───── Data supplied ─────

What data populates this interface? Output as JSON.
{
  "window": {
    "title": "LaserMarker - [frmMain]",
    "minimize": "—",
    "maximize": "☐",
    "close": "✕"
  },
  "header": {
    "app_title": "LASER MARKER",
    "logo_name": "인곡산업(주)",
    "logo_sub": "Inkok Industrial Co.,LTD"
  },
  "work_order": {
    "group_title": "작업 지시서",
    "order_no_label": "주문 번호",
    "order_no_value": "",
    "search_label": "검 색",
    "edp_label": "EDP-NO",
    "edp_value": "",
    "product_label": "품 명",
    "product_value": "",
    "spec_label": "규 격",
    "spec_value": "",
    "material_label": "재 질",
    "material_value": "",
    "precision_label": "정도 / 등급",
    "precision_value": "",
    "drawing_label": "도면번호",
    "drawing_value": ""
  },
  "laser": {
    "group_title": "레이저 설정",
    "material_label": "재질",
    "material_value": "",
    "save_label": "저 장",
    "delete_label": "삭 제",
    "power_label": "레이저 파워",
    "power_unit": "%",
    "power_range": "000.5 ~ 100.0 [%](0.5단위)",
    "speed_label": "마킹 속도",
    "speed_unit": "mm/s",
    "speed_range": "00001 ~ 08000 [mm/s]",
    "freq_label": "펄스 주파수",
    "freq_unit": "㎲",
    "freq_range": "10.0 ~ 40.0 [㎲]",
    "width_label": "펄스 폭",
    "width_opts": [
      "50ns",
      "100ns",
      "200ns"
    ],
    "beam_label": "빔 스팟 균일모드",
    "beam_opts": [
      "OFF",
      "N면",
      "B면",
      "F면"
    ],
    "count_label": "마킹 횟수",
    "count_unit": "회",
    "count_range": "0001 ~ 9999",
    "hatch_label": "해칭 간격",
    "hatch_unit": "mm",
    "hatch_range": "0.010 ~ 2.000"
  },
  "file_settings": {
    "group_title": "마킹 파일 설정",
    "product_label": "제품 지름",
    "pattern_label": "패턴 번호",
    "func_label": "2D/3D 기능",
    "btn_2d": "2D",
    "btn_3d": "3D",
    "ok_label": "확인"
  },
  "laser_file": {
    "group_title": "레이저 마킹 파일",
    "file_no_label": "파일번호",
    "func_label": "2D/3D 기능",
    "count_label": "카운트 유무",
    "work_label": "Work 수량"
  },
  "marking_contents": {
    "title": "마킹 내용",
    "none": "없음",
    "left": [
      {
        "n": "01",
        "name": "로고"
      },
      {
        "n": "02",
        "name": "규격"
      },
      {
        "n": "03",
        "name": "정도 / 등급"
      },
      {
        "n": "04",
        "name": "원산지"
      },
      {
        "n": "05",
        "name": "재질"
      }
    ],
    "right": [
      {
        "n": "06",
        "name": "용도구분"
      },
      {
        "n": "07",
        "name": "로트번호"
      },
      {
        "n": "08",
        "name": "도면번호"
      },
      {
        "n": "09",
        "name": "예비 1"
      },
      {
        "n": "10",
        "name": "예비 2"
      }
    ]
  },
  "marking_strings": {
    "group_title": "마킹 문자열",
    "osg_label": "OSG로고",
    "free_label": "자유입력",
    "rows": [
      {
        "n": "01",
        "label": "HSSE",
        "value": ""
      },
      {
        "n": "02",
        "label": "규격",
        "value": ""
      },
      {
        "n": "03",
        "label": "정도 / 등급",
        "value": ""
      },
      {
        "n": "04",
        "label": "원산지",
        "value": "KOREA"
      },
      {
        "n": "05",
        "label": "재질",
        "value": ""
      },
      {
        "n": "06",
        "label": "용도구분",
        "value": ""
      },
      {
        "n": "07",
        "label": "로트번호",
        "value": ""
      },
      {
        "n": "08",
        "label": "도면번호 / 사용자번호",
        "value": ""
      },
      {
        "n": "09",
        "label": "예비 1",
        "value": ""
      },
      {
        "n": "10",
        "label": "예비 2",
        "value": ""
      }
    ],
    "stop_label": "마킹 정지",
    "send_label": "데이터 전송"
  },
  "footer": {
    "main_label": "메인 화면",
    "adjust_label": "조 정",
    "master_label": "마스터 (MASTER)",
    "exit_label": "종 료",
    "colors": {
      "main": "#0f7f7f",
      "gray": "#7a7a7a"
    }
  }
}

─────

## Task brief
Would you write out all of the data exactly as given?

## Solved problem
What data populates this interface? Output as JSON.
{
  "window": {
    "title": "LaserMarker - [frmMain]",
    "minimize": "—",
    "maximize": "☐",
    "close": "✕"
  },
  "header": {
    "app_title": "LASER MARKER",
    "logo_name": "인곡산업(주)",
    "logo_sub": "Inkok Industrial Co.,LTD"
  },
  "work_order": {
    "group_title": "작업 지시서",
    "order_no_label": "주문 번호",
    "order_no_value": "",
    "search_label": "검 색",
    "edp_label": "EDP-NO",
    "edp_value": "",
    "product_label": "품 명",
    "product_value": "",
    "spec_label": "규 격",
    "spec_value": "",
    "material_label": "재 질",
    "material_value": "",
    "precision_label": "정도 / 등급",
    "precision_value": "",
    "drawing_label": "도면번호",
    "drawing_value": ""
  },
  "laser": {
    "group_title": "레이저 설정",
    "material_label": "재질",
    "material_value": "",
    "save_label": "저 장",
    "delete_label": "삭 제",
    "power_label": "레이저 파워",
    "power_unit": "%",
    "power_range": "000.5 ~ 100.0 [%](0.5단위)",
    "speed_label": "마킹 속도",
    "speed_unit": "mm/s",
    "speed_range": "00001 ~ 08000 [mm/s]",
    "freq_label": "펄스 주파수",
    "freq_unit": "㎲",
    "freq_range": "10.0 ~ 40.0 [㎲]",
    "width_label": "펄스 폭",
    "width_opts": [
      "50ns",
      "100ns",
      "200ns"
    ],
    "beam_label": "빔 스팟 균일모드",
    "beam_opts": [
      "OFF",
      "N면",
      "B면",
      "F면"
    ],
    "count_label": "마킹 횟수",
    "count_unit": "회",
    "count_range": "0001 ~ 9999",
    "hatch_label": "해칭 간격",
    "hatch_unit": "mm",
    "hatch_range": "0.010 ~ 2.000"
  },
  "file_settings": {
    "group_title": "마킹 파일 설정",
    "product_label": "제품 지름",
    "pattern_label": "패턴 번호",
    "func_label": "2D/3D 기능",
    "btn_2d": "2D",
    "btn_3d": "3D",
    "ok_label": "확인"
  },
  "laser_file": {
    "group_title": "레이저 마킹 파일",
    "file_no_label": "파일번호",
    "func_label": "2D/3D 기능",
    "count_label": "카운트 유무",
    "work_label": "Work 수량"
  },
  "marking_contents": {
    "title": "마킹 내용",
    "none": "없음",
    "left": [
      {
        "n": "01",
        "name": "로고"
      },
      {
        "n": "02",
        "name": "규격"
      },
      {
        "n": "03",
        "name": "정도 / 등급"
      },
      {
        "n": "04",
        "name": "원산지"
      },
      {
        "n": "05",
        "name": "재질"
      }
    ],
    "right": [
      {
        "n": "06",
        "name": "용도구분"
      },
      {
        "n": "07",
        "name": "로트번호"
      },
      {
        "n": "08",
        "name": "도면번호"
      },
      {
        "n": "09",
        "name": "예비 1"
      },
      {
        "n": "10",
        "name": "예비 2"
      }
    ]
  },
  "marking_strings": {
    "group_title": "마킹 문자열",
    "osg_label": "OSG로고",
    "free_label": "자유입력",
    "rows": [
      {
        "n": "01",
        "label": "HSSE",
        "value": ""
      },
      {
        "n": "02",
        "label": "규격",
        "value": ""
      },
      {
        "n": "03",
        "label": "정도 / 등급",
        "value": ""
      },
      {
        "n": "04",
        "label": "원산지",
        "value": "KOREA"
      },
      {
        "n": "05",
        "label": "재질",
        "value": ""
      },
      {
        "n": "06",
        "label": "용도구분",
        "value": ""
      },
      {
        "n": "07",
        "label": "로트번호",
        "value": ""
      },
      {
        "n": "08",
        "label": "도면번호 / 사용자번호",
        "value": ""
      },
      {
        "n": "09",
        "label": "예비 1",
        "value": ""
      },
      {
        "n": "10",
        "label": "예비 2",
        "value": ""
      }
    ],
    "stop_label": "마킹 정지",
    "send_label": "데이터 전송"
  },
  "footer": {
    "main_label": "메인 화면",
    "adjust_label": "조 정",
    "master_label": "마스터 (MASTER)",
    "exit_label": "종 료",
    "colors": {
      "main": "#0f7f7f",
      "gray": "#7a7a7a"
    }
  }
}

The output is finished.